Forty years ago in the 1980s under Sandra Feldman, we enhanced our lobbying efforts with the Albany Legislature in coordination with the Board of Education and at the City Council to improve funding for schools and the economic status and working conditions of teachers.
Thirty years ago in the 1990s under Randi Weingarten, we took some risks and built stronger social, community, labor and political alliances, finding that benefits for ourselves and our classrooms cannot be achieved in a bubble; that broader social activism brings collective progress.
Twenty years ago in the 2000s, new UFT President Michael Mulgrew took New York by storm, confronting 20 years of negativity emanating from City Hall and the Department of Education.
And after years of laying the groundwork for positive change, our strategy finally worked. In 2013, we elected a mayor who is pro public education.

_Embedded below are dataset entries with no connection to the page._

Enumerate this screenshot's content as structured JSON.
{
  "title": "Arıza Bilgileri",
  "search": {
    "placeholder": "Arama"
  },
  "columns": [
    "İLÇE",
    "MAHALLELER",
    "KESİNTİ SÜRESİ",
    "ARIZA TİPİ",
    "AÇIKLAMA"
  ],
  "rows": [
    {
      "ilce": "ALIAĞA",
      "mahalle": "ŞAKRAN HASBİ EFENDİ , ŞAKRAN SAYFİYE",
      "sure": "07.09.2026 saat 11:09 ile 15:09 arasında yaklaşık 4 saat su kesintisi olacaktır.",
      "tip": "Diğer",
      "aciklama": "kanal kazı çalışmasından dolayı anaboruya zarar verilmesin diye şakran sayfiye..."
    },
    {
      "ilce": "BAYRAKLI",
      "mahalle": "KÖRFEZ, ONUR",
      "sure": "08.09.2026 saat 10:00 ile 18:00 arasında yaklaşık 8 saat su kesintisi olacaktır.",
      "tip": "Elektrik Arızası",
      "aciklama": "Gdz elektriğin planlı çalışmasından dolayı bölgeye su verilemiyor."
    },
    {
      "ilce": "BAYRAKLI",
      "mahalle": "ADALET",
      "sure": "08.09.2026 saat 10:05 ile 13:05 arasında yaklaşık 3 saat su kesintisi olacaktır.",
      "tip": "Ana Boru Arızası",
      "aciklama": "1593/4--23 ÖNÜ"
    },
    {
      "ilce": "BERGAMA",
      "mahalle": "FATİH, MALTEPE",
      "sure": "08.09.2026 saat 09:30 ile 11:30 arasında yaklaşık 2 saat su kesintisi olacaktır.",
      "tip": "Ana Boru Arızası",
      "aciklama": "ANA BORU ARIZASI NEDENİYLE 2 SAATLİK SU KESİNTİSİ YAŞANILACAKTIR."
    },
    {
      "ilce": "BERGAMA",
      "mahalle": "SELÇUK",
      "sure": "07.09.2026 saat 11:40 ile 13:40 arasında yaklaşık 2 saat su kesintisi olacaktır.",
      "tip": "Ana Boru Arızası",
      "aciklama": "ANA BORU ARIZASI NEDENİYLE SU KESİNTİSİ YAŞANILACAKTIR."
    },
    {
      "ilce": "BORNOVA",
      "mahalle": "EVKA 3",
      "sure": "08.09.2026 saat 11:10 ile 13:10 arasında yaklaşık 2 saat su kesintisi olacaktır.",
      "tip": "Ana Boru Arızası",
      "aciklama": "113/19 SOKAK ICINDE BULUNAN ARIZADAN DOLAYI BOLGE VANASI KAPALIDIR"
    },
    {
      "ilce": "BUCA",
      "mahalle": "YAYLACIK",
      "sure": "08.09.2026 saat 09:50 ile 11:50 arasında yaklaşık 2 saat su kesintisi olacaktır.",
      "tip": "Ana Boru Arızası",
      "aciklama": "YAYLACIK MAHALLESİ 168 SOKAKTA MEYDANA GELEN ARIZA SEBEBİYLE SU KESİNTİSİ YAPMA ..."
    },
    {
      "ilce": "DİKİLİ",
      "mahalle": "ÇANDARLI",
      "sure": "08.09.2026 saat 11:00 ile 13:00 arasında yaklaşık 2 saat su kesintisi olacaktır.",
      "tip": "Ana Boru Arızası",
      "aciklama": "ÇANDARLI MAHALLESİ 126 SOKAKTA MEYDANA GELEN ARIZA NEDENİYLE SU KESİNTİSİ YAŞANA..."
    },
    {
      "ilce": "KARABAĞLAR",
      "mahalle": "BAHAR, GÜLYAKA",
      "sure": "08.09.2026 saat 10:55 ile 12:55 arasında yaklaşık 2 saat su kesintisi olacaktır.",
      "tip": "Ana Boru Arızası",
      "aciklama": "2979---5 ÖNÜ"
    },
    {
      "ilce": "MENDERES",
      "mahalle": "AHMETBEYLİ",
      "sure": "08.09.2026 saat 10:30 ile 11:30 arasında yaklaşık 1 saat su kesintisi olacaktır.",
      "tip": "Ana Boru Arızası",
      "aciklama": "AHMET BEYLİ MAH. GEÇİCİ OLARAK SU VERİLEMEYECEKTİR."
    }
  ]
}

Now, on the eve of the 2020s, this union is bearing the fruit of all those decades of activism. Today we are a power to be reckoned with in New York City, in Albany, in Washington and across the nation. We have used that power as a strong advocate for our students and for public schools, and to meet the needs and improve the benefits of rank-and-file members, the first obligation of any union worth its salt. We have also played our part in defending and enhancing the social contract as part of the broader goals of organized labor and its progressive allies at the grass roots level as well as nationally.
Our help in the sweeping congressional victories of the midterm elections in 2018 put the brakes on many of the assaults leveled against us. Since the House of Representatives has the constitutional power of the purse, attempts to cripple the earned benefits of Social Security, Medicare, Medicaid and the Affordable Care Act have been slowed immeasurably.
UFT retirees should take this summer respite to build up some activist energy. We should give some thought to what’s coming up. Next year, during our 60th anniversary as a union, many of us will again be enlisted into what Mulgrew calls his Daytime Army. The upcoming presidential and congressional campaigns will determine how well we can fight back against the regressive onslaught embodied in our national nightmare. The RTC has expanded from the handful of visionary retirees it was in the 1960s to a staggering membership approaching 70,000 activists who can tap into all those decades of achievement as our source of strength.
We have always been optimists. How else could we have spent our careers in our chosen profession looking into the expectant eyes in our classrooms or in other facilities. So let’s defy any nightmarish setbacks and face the future without wishing our lives away. Let’s raise the flag of optimism as our banner of hope. How can we do otherwise?